_ABOUT THIS EXERCISE_:
State how many lines of the data below hold the string "Todos", giving nothing but the number.

_GIVEN DATA_:
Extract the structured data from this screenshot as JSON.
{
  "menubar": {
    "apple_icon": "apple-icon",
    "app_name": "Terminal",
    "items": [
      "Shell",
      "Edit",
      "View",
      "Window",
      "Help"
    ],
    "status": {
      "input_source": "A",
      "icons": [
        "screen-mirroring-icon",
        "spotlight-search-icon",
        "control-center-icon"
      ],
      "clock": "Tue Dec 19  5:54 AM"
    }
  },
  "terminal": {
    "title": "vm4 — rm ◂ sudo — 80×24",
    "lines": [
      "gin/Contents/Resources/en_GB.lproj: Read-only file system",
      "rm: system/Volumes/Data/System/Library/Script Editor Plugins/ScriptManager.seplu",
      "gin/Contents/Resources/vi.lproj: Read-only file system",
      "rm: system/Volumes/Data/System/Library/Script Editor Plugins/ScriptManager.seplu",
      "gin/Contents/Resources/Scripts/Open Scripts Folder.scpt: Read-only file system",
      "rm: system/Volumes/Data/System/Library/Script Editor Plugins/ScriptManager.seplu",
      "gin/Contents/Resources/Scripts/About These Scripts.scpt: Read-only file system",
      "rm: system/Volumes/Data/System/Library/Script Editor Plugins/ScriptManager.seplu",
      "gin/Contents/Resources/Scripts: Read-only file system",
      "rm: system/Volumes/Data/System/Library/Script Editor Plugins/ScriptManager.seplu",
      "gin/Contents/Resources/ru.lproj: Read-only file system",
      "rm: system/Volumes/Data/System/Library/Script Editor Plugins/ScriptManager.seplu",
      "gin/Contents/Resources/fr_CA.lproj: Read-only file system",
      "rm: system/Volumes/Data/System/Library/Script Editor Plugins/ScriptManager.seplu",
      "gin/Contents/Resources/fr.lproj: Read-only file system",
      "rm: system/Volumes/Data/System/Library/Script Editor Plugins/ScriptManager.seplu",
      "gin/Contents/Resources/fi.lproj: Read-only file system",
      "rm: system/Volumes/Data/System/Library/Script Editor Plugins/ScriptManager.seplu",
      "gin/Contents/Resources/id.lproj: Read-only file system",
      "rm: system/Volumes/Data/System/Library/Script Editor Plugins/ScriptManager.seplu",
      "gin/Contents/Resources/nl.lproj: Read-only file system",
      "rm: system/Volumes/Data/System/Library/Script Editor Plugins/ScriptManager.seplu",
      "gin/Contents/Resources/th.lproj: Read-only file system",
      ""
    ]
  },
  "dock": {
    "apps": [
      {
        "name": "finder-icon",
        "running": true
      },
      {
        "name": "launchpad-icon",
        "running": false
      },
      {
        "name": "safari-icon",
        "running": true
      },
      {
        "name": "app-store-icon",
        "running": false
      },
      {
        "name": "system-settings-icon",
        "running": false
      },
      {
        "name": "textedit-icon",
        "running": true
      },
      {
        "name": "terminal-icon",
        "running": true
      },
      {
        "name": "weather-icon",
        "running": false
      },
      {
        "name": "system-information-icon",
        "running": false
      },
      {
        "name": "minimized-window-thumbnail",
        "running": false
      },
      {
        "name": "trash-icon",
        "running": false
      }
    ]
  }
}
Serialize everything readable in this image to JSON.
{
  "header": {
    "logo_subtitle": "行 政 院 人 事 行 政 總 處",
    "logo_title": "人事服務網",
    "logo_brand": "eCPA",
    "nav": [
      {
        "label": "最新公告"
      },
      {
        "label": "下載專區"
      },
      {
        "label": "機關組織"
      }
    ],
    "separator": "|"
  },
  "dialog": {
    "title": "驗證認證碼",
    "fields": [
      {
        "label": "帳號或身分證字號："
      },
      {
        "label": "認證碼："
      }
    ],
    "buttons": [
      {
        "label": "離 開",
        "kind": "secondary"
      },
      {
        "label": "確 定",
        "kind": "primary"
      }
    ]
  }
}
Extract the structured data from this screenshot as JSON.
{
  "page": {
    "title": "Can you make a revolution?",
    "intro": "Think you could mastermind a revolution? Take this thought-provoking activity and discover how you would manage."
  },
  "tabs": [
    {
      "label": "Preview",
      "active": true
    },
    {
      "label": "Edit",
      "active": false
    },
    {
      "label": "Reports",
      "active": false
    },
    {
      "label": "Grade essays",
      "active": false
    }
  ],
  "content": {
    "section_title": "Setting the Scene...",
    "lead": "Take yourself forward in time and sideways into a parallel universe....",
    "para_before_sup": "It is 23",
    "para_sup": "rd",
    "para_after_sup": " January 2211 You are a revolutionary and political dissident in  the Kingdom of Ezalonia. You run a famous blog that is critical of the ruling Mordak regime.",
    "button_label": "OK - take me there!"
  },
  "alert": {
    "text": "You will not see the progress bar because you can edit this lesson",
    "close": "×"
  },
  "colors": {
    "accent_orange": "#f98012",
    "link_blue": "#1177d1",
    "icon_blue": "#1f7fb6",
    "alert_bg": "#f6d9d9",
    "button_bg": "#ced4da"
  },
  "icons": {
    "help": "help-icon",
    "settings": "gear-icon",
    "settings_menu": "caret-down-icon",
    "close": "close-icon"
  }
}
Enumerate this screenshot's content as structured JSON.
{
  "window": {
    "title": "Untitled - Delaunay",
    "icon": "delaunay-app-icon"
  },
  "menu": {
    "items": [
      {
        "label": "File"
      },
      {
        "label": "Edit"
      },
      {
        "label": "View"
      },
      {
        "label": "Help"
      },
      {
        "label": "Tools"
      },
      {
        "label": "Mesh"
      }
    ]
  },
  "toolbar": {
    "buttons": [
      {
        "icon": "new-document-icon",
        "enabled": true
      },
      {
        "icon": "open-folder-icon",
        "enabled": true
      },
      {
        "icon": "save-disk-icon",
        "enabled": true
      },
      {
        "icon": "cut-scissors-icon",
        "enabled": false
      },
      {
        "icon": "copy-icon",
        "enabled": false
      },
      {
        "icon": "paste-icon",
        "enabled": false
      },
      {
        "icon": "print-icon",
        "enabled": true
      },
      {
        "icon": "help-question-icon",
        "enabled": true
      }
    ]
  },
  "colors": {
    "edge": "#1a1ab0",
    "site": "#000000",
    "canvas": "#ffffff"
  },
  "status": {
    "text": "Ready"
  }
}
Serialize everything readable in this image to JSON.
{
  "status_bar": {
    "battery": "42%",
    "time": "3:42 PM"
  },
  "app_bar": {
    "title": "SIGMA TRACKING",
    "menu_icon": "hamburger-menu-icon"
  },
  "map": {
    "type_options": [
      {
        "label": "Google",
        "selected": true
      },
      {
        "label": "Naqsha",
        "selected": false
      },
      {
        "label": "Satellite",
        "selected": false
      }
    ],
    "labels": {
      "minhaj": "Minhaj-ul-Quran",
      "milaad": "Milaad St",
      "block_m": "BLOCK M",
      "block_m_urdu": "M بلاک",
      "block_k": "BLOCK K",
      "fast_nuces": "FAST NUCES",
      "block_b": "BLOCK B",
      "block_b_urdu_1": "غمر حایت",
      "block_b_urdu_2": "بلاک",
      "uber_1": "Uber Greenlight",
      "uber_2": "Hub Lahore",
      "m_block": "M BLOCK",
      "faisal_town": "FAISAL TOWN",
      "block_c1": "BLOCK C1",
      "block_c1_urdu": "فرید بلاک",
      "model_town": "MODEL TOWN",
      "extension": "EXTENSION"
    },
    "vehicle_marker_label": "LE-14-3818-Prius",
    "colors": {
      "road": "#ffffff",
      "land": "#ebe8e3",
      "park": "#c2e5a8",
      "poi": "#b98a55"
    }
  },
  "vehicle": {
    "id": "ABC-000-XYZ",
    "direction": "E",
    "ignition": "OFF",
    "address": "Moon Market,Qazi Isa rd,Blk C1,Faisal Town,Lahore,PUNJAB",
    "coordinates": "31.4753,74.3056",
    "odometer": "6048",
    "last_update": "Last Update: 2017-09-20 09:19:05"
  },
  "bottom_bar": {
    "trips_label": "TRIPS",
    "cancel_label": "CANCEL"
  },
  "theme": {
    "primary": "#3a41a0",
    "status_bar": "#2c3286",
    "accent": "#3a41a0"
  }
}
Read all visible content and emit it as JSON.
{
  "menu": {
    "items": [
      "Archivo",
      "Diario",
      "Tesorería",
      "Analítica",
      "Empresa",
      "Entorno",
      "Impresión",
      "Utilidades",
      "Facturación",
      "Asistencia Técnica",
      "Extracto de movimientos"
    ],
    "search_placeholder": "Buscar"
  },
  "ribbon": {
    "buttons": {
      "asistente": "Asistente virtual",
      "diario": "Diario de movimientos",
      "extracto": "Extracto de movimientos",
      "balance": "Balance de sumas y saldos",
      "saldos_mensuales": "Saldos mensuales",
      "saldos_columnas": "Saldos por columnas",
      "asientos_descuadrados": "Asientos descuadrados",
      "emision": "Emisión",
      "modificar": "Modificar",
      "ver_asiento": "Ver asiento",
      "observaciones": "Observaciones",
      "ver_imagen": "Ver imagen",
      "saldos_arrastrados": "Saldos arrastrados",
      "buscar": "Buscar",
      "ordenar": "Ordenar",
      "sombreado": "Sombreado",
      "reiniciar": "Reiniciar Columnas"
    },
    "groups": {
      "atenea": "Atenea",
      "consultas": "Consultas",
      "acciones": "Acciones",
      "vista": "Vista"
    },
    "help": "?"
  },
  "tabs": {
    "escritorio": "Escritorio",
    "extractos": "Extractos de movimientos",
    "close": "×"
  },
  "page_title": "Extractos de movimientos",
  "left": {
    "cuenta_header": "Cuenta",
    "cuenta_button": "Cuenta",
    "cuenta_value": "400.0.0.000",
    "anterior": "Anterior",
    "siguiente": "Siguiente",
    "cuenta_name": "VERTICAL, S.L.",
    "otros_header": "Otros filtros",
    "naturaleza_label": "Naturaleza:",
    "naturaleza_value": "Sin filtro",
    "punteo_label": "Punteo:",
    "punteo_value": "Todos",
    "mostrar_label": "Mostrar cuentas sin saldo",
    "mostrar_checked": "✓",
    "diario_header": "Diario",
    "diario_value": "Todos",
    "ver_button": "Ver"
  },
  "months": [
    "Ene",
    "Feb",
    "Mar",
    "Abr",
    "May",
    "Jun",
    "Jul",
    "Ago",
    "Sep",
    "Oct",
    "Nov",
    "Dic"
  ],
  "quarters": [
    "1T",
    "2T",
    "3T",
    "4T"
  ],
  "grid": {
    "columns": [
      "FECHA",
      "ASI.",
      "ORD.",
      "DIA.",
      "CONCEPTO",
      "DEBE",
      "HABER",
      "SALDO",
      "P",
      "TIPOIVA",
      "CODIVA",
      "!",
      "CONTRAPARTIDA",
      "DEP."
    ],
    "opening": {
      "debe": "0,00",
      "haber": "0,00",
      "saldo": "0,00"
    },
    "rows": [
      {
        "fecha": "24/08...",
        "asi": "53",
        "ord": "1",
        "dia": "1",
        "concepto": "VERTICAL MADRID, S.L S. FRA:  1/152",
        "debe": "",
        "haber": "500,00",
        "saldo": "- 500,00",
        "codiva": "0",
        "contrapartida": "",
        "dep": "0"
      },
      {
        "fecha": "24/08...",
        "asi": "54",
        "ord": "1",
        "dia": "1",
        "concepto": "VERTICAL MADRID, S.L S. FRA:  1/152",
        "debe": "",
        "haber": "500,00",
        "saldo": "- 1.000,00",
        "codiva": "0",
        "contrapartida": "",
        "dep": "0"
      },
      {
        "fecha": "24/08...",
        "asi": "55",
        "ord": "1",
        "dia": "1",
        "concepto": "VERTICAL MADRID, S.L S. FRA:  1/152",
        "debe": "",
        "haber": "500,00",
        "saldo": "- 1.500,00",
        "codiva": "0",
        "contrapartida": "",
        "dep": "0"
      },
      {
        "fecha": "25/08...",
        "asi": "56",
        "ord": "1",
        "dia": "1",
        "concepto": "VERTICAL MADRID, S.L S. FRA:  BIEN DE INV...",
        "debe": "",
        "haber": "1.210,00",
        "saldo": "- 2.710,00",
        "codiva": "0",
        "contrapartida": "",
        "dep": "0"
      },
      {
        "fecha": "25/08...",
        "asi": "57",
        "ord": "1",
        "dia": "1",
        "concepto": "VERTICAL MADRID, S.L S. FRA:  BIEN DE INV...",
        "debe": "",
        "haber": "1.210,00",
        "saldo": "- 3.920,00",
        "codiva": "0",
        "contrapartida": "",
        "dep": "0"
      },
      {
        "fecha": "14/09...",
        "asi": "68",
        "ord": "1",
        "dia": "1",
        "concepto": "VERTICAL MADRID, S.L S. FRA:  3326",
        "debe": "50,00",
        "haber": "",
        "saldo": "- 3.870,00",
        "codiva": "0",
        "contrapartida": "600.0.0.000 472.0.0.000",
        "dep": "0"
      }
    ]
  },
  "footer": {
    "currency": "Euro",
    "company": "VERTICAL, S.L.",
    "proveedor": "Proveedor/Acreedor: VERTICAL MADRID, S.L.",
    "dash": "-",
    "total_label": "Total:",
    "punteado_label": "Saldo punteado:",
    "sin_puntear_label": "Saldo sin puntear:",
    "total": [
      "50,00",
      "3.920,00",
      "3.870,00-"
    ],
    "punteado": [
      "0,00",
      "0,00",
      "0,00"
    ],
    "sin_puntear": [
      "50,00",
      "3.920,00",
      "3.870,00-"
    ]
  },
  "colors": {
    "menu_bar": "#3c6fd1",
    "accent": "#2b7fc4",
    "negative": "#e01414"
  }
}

_SOLUTION FOR THIS TASK_:
2